He was caught unawares while celebrating mass in a private apartment. He was visiting Catholic Indians in the country. Like all other non-Muslims, pastoral care is denied them. There are around one million Catholics in Saudi Arabia.
Riyadh (AsiaNews) A Catholic Indian priest was yesterday forced to leave Saudi Arabia. He was discovered by the religious police as he organized a prayer meeting in the lead-up to Easter. Arrested on 5 April, he remained in police custody for four days and on Saturday 8th April he left for India. The practice of any religion other than Islam is forbidden in Saudi Arabia. Meetings held privately in people's homes, among friends, are also banned.
The priest, Fr George Joshua, belongs to the Malankara rite of Kerala (India). His visit to Catholic Indians in the Saudi Kingdom was planned with his bishop's permission.
On 5 April, Fr George had just celebrated mass in a private house when seven religious policemen (muttawa) broke into the house together with two ordinary policemen. The police arrested the priest and another person.
The Saudi religious police are well known for their ruthlessness; they often torture believers of other religions who are arrested.
AsiaNews sources said there were around 400,000 Indian Catholics in Saudi Arabia who were denied pastoral care. Catholic foreigners in the country number at least one million: none of them can participate in mass while they are in Saudi Arabia. Catechism for their children nearly 100,000 is banned.

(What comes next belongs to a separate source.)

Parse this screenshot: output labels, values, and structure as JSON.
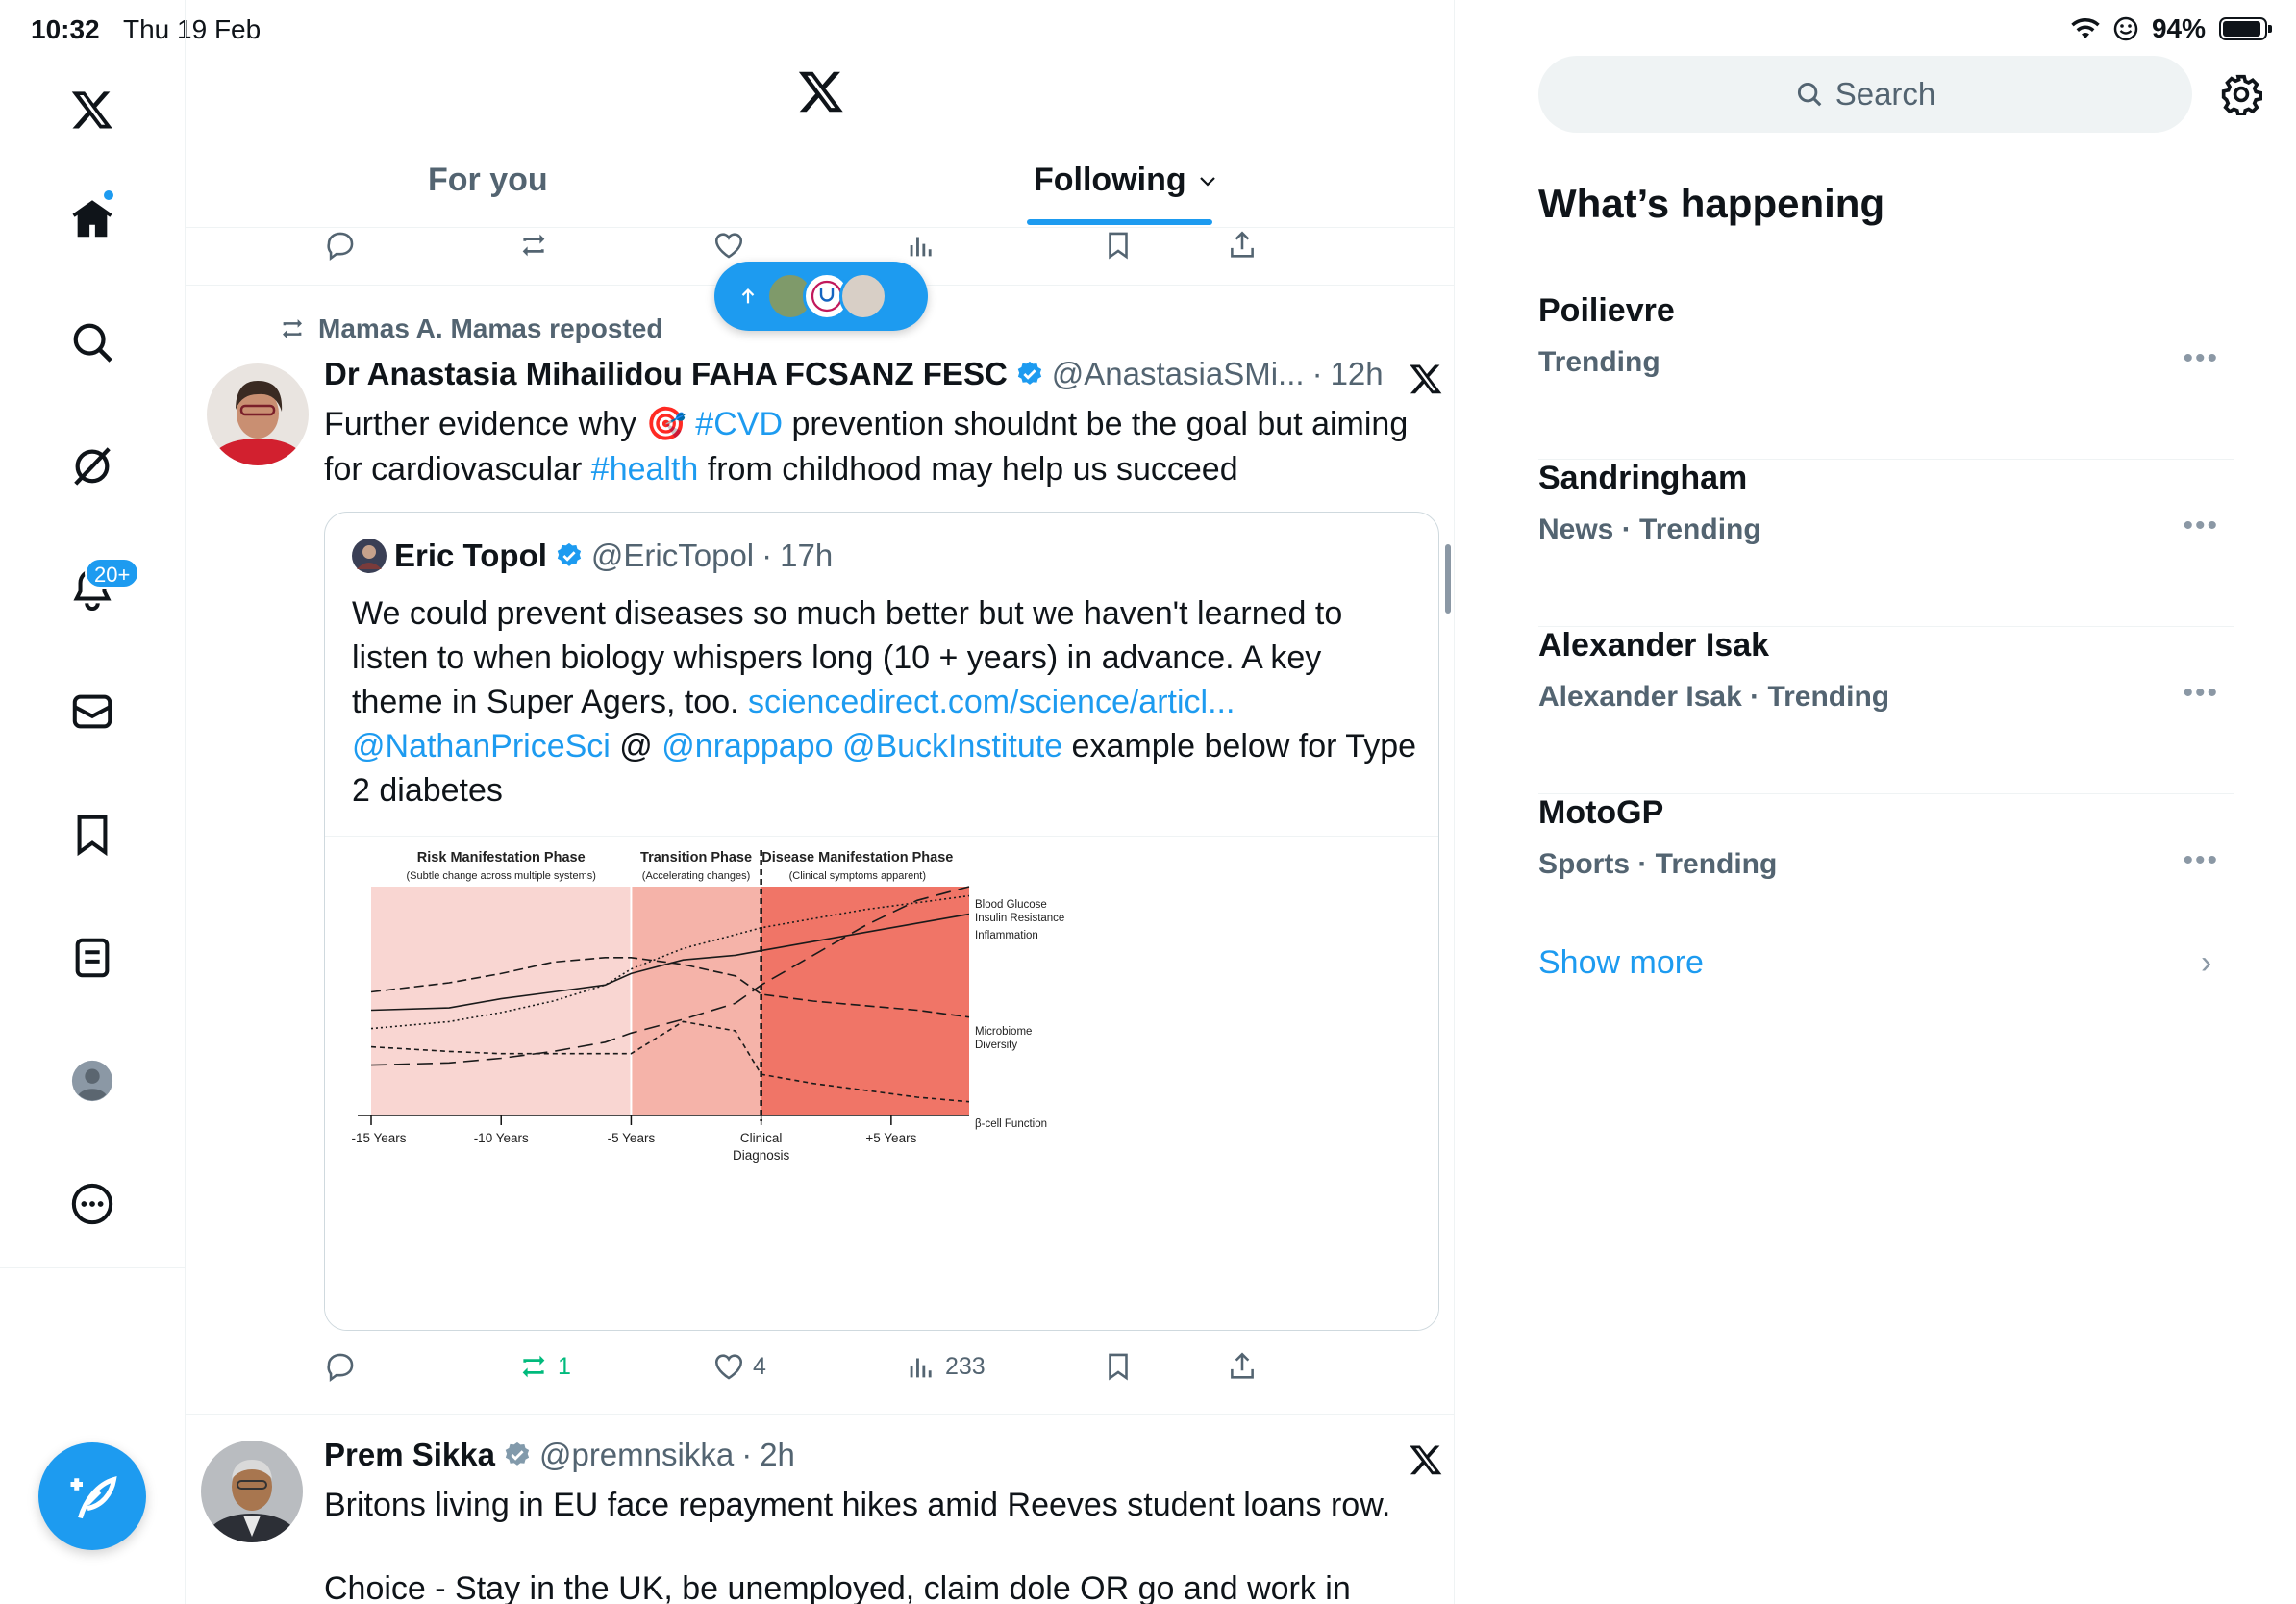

Often, for feasts like Easter and Christmas, Catholics plan holidays in the Emirates, Bahrain or Abu Dhabi, where at least for once, they are free to attend mass.